According to the Center for Disease Control and Prevention in Atlanta, 100,000 young men and women, as well as professional athletes die annually from cardio-vascular disorders as a result of sports. That’s twice the amount of fatalities on highways. Almost half of the 100,000 athletes play basketball, not boxing nor football. Something is wrong with this picture when athletes aren’t fairing much better than couch potatoes. One of various reasons is the amount of sweat excreted compared to non-athletes. They sweat more in five years than a couch potato would in 75 years. If 60 essential minerals aren’t consistently being put back in the body, then the body will be at risk.
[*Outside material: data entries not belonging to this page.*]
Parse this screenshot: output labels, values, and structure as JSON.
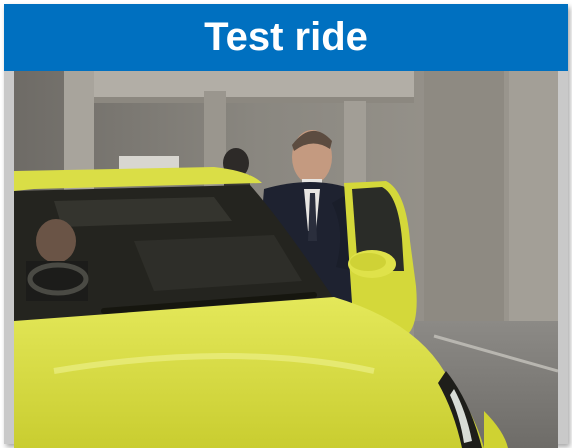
{
  "slide": {
    "title": "Test ride",
    "title_bar_color": "#0070c0",
    "frame_color": "#c9c9c9"
  },
  "photo": {
    "subject": "person-leaning-into-yellow-car",
    "car_color": "#d8dc3a",
    "background_color": "#7a7670"
  }
}
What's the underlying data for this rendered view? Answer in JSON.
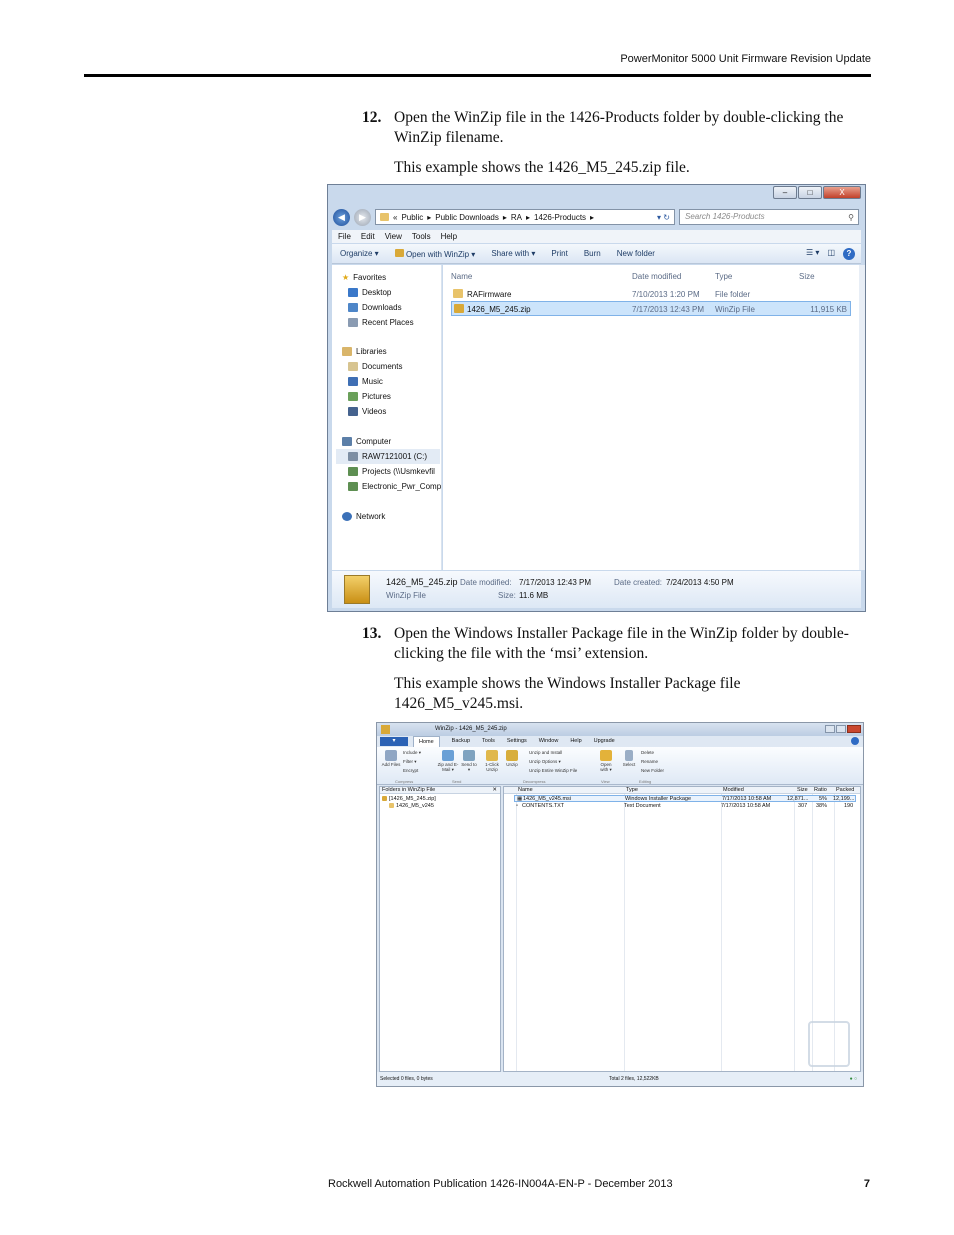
{
  "header": {
    "title": "PowerMonitor 5000 Unit Firmware Revision Update"
  },
  "steps": [
    {
      "num": "12.",
      "text": "Open the WinZip file in the 1426-Products folder by double-clicking the WinZip filename.",
      "note": "This example shows the 1426_M5_245.zip file."
    },
    {
      "num": "13.",
      "text": "Open the Windows Installer Package file in the WinZip folder by double-clicking the file with the ‘msi’ extension.",
      "note": "This example shows the Windows Installer Package file 1426_M5_v245.msi."
    }
  ],
  "explorer": {
    "window_buttons": [
      "–",
      "□",
      "X"
    ],
    "breadcrumb": [
      "«",
      "Public",
      "Public Downloads",
      "RA",
      "1426-Products"
    ],
    "search_placeholder": "Search 1426-Products",
    "menu": [
      "File",
      "Edit",
      "View",
      "Tools",
      "Help"
    ],
    "commands": [
      "Organize ▾",
      "Open with WinZip ▾",
      "Share with ▾",
      "Print",
      "Burn",
      "New folder"
    ],
    "nav": {
      "favorites": "Favorites",
      "favorites_items": [
        "Desktop",
        "Downloads",
        "Recent Places"
      ],
      "libraries": "Libraries",
      "libraries_items": [
        "Documents",
        "Music",
        "Pictures",
        "Videos"
      ],
      "computer": "Computer",
      "computer_items": [
        "RAW7121001 (C:)",
        "Projects (\\\\Usmkevfil",
        "Electronic_Pwr_Comp"
      ],
      "network": "Network"
    },
    "columns": [
      "Name",
      "Date modified",
      "Type",
      "Size"
    ],
    "rows": [
      {
        "name": "RAFirmware",
        "date": "7/10/2013 1:20 PM",
        "type": "File folder",
        "size": ""
      },
      {
        "name": "1426_M5_245.zip",
        "date": "7/17/2013 12:43 PM",
        "type": "WinZip File",
        "size": "11,915 KB"
      }
    ],
    "details": {
      "filename": "1426_M5_245.zip",
      "filetype": "WinZip File",
      "modified_label": "Date modified:",
      "modified": "7/17/2013 12:43 PM",
      "created_label": "Date created:",
      "created": "7/24/2013 4:50 PM",
      "size_label": "Size:",
      "size": "11.6 MB"
    }
  },
  "winzip": {
    "title": "WinZip - 1426_M5_245.zip",
    "file_tab": "▾",
    "tabs": [
      "Home",
      "Backup",
      "Tools",
      "Settings",
      "Window",
      "Help",
      "Upgrade"
    ],
    "ribbon": [
      {
        "label": "Add Files",
        "group": "Compress"
      },
      {
        "label": "Include ▾",
        "group": ""
      },
      {
        "label": "Filter ▾",
        "group": ""
      },
      {
        "label": "Encrypt",
        "group": ""
      },
      {
        "label": "Zip and E-Mail ▾",
        "group": "Send"
      },
      {
        "label": "Send to ▾",
        "group": ""
      },
      {
        "label": "1-Click Unzip",
        "group": "Decompress"
      },
      {
        "label": "Unzip",
        "group": ""
      },
      {
        "label": "Unzip and Install",
        "group": ""
      },
      {
        "label": "Unzip Options ▾",
        "group": ""
      },
      {
        "label": "Unzip Entire WinZip File",
        "group": ""
      },
      {
        "label": "Open with ▾",
        "group": "View"
      },
      {
        "label": "Select",
        "group": "Editing"
      },
      {
        "label": "Delete",
        "group": ""
      },
      {
        "label": "Rename",
        "group": ""
      },
      {
        "label": "New Folder",
        "group": ""
      }
    ],
    "group_labels": [
      "Compress",
      "Send",
      "Decompress",
      "View",
      "Editing"
    ],
    "tree_header": "Folders in WinZip File",
    "tree": [
      "[1426_M5_245.zip]",
      "1426_M5_v245"
    ],
    "columns": [
      "Name",
      "Type",
      "Modified",
      "Size",
      "Ratio",
      "Packed"
    ],
    "rows": [
      {
        "name": "1426_M5_v245.msi",
        "type": "Windows Installer Package",
        "modified": "7/17/2013 10:58 AM",
        "size": "12,871...",
        "ratio": "5%",
        "packed": "12,199..."
      },
      {
        "name": "CONTENTS.TXT",
        "type": "Text Document",
        "modified": "7/17/2013 10:58 AM",
        "size": "307",
        "ratio": "38%",
        "packed": "190"
      }
    ],
    "status_left": "Selected 0 files, 0 bytes",
    "status_mid": "Total 2 files, 12,522KB"
  },
  "footer": {
    "publication": "Rockwell Automation Publication 1426-IN004A-EN-P - December 2013",
    "page": "7"
  },
  "colors": {
    "accent": "#2b62b5",
    "selection": "#cce4fb"
  }
}
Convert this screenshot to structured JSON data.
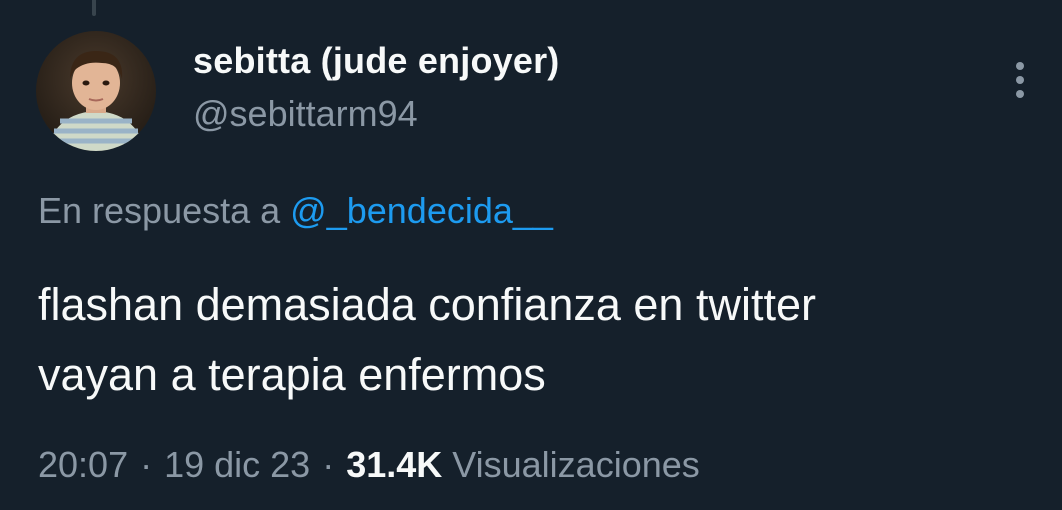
{
  "tweet": {
    "author": {
      "display_name": "sebitta (jude enjoyer)",
      "handle": "@sebittarm94",
      "avatar": "child-portrait-photo"
    },
    "reply_to": {
      "prefix": "En respuesta a",
      "mention": "@_bendecida__"
    },
    "text_lines": [
      "flashan demasiada confianza en twitter",
      "vayan a terapia enfermos"
    ],
    "time": "20:07",
    "date": "19 dic 23",
    "separator": "·",
    "views_count": "31.4K",
    "views_label": "Visualizaciones"
  },
  "icons": {
    "more": "more-options-icon"
  },
  "colors": {
    "background": "#15202b",
    "primary_text": "#f7f9f9",
    "secondary_text": "#8b98a5",
    "accent": "#1d9bf0",
    "thread_line": "#38444d"
  }
}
There are many symptoms to mineral deficiencies, some are more difficult to find than others. One must be aware and cognizant of the behaviors or blemishes on ones body. Being focused on consuming foods which are dense in minerals are among one of the many answers. Maintaining a mineral rich diet should be a conscious focus. Understanding that as an athlete, you need an abnormal intake of minerals and shouldn’t settle for the diets, which are normally consumed.
Vegan athletes are finding plant foods a source for renewed energy and achievement, and are proving, against the traditional wisdom favoring meat consumption, that a vegan diet will support competitive athletic performance.
Brendan Brazier is a vegan triathlete from Vancouver, Canada, who describes himself as 80% raw. Since information on how to become a successful vegan athlete is not widely available, Brazier used trial and error. He noted that when he consumed highly processed protein isolate powders, he experienced muscle stiffness and joint pain. When he began to eat all raw, natural, alkalizing foods his recovery time improved, and his stiffness and pain faded. Brazier is the author of “The Thrive Diet,” and is a world recognized authority on plant-based nutrition. In 2006, Brazier won the National 50km Ultramarathon Championship, setting a new record. Brazier holds an impressive record of other triumphs. He credits his vegan diet to improved sleep and endurance.
Moreover, there are also many biological supplements which can add to your diet much nutritional value.
A study published in Angiology shows that supplementation with the pine bark extract improves blood flow to the muscles which speeds recovery after physical exercise. “With the millions of athletes worldwide, this truly is a profound breakthrough and extremely significant for all individuals interested in muscle cramp and pain relief with a natural approach. These findings indicate that pine bark extract can play an important role in sports by improving blood flow to the muscles and hastening post-exercise recovery,” said Dr. Peter Rohdewald, a lead researcher of the study. ”
Pine bark extract improves the blood supply to muscle tissue creating a relief effect on muscle cramping and pain. Poor circulation in the muscle is known to cause cramps and pine bark extract improved the cramping in patients due to a stimulation of blood flow to their muscle tissue. Nitric oxide (NO) a blood gas, is well known to enhance blood flow and pine bark extract may be influencing the activity of NO,” said Rohdewald. “The insufficient production of NO is the common denominator responsible for impaired blood flow in vascular disease.”
Strenuous exercise is known to involve muscle damage which may be followed by symptoms of inflammation. In separate studies pine bark extract demonstrated its anti-inflammatory effects in many clinical trials.